> Prompt
Determine the number of lines below that contain the string "Internet", and state only that number.

[Element data from apps and pages]
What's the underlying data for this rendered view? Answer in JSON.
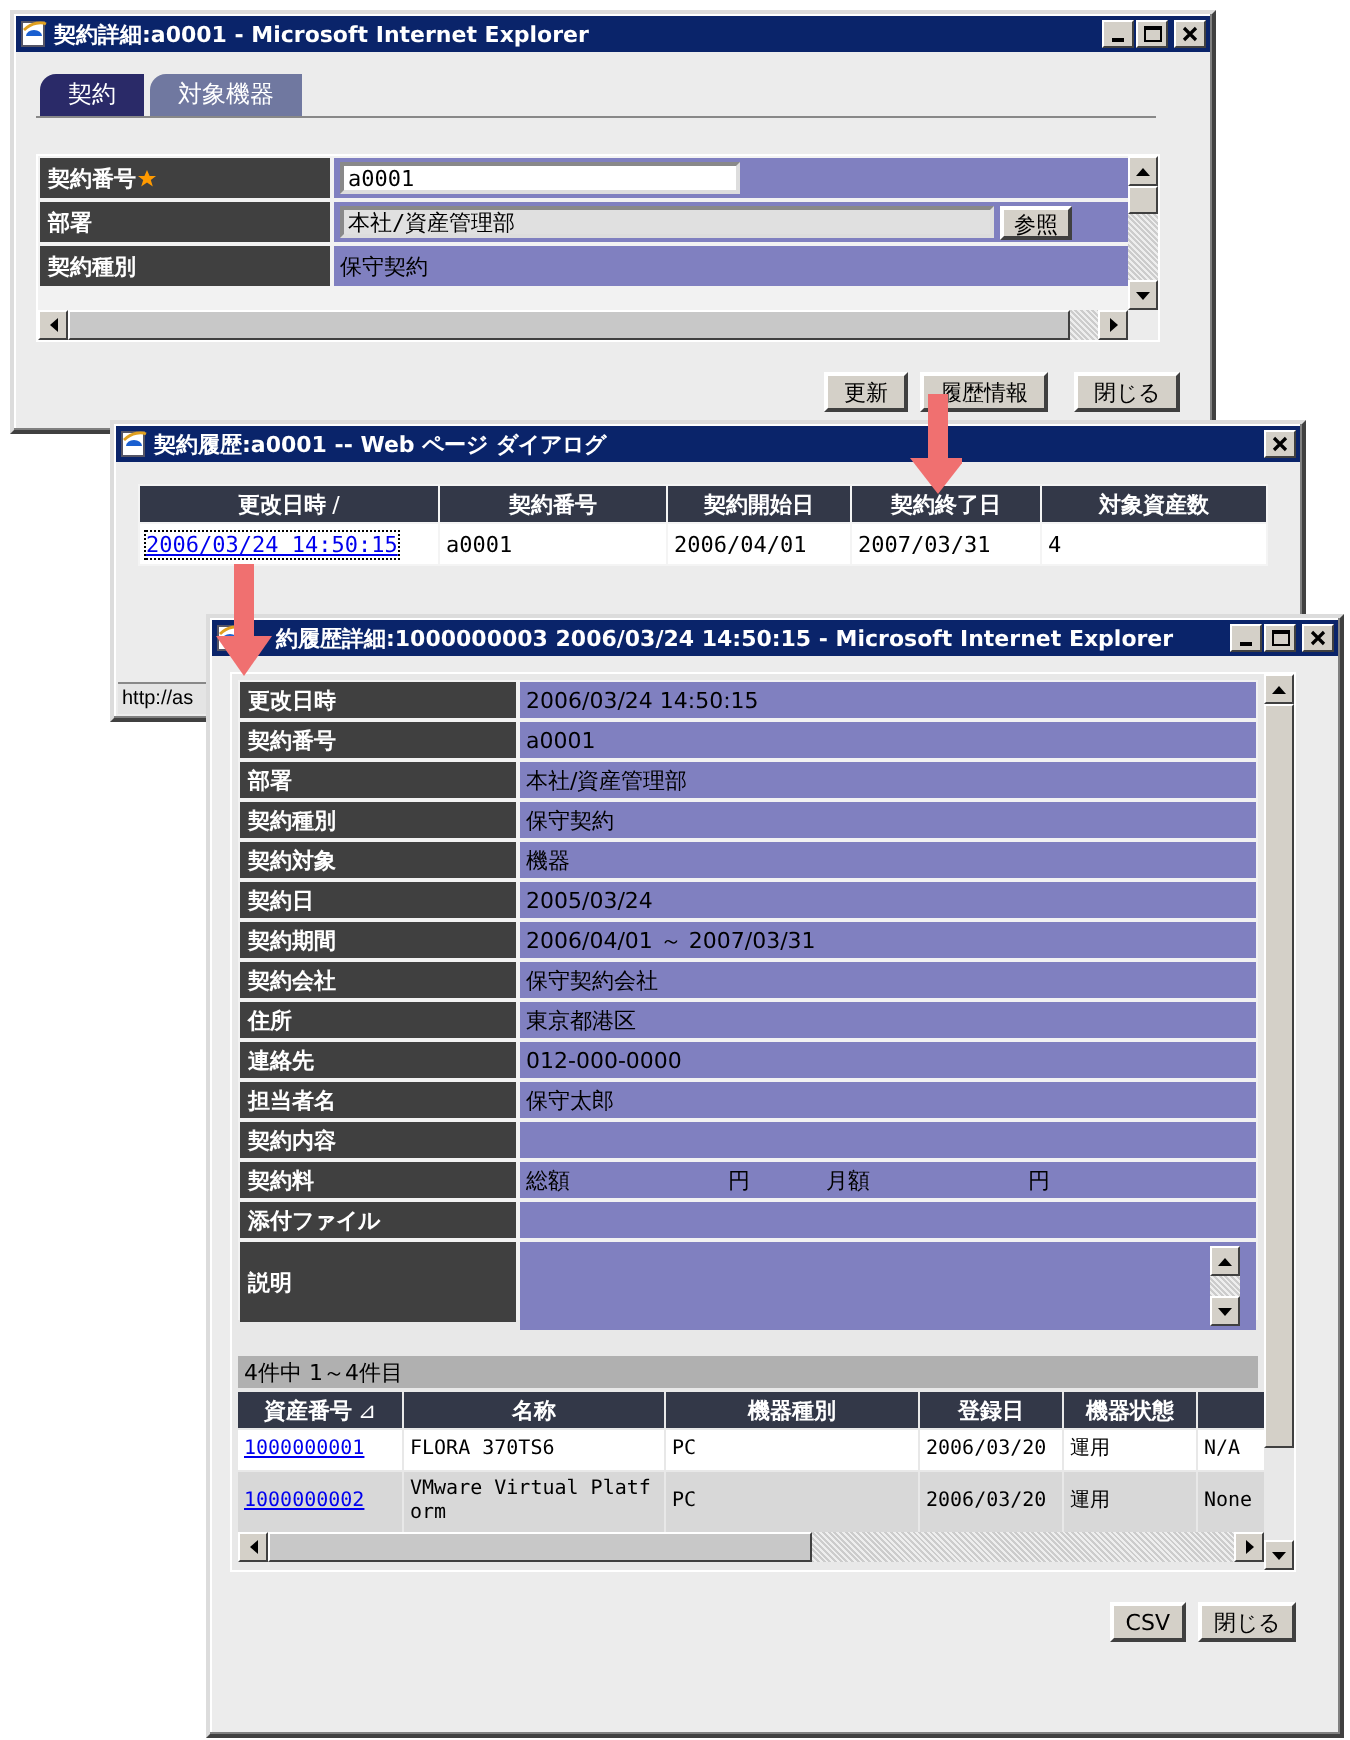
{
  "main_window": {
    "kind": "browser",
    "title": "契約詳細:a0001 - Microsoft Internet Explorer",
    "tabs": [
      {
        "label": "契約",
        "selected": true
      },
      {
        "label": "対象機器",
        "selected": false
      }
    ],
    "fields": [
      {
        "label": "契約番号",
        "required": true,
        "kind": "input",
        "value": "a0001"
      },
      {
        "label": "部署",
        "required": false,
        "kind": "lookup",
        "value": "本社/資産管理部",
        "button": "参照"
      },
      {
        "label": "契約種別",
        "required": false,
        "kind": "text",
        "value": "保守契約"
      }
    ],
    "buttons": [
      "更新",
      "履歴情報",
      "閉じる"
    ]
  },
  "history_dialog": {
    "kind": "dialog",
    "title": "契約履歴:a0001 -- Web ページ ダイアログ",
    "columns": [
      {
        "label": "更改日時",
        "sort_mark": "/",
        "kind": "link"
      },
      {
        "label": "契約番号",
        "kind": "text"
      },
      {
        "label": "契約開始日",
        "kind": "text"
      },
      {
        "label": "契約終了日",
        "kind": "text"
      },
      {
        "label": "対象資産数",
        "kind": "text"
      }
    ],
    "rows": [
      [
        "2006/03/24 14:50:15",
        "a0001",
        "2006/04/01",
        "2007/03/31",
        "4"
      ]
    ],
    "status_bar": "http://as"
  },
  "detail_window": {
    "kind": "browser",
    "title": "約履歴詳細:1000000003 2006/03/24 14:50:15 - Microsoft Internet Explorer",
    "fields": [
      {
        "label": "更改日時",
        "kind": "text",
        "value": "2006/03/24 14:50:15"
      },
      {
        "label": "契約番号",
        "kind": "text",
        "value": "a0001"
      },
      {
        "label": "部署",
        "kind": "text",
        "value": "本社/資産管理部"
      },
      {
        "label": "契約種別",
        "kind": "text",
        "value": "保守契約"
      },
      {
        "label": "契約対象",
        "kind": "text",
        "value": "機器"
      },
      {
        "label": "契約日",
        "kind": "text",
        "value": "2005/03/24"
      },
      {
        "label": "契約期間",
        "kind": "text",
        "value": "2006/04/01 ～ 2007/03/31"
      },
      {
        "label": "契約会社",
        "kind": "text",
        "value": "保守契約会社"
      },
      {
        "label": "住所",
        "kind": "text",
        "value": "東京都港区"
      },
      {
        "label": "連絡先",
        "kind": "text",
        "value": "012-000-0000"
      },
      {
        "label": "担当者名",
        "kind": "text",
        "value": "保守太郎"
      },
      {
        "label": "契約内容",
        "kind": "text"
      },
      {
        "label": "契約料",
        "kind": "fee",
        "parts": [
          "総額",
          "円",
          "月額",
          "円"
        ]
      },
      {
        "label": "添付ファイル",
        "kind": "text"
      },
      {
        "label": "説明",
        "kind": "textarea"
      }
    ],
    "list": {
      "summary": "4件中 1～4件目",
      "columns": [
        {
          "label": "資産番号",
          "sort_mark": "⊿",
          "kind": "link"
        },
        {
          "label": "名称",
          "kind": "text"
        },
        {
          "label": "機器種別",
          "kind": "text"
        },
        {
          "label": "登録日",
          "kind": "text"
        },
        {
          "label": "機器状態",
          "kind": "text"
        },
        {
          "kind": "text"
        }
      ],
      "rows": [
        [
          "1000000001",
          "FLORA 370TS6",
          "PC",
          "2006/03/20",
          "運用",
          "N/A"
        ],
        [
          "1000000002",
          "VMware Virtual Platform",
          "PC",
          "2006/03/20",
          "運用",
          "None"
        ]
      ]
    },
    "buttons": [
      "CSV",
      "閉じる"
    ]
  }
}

> Response area
2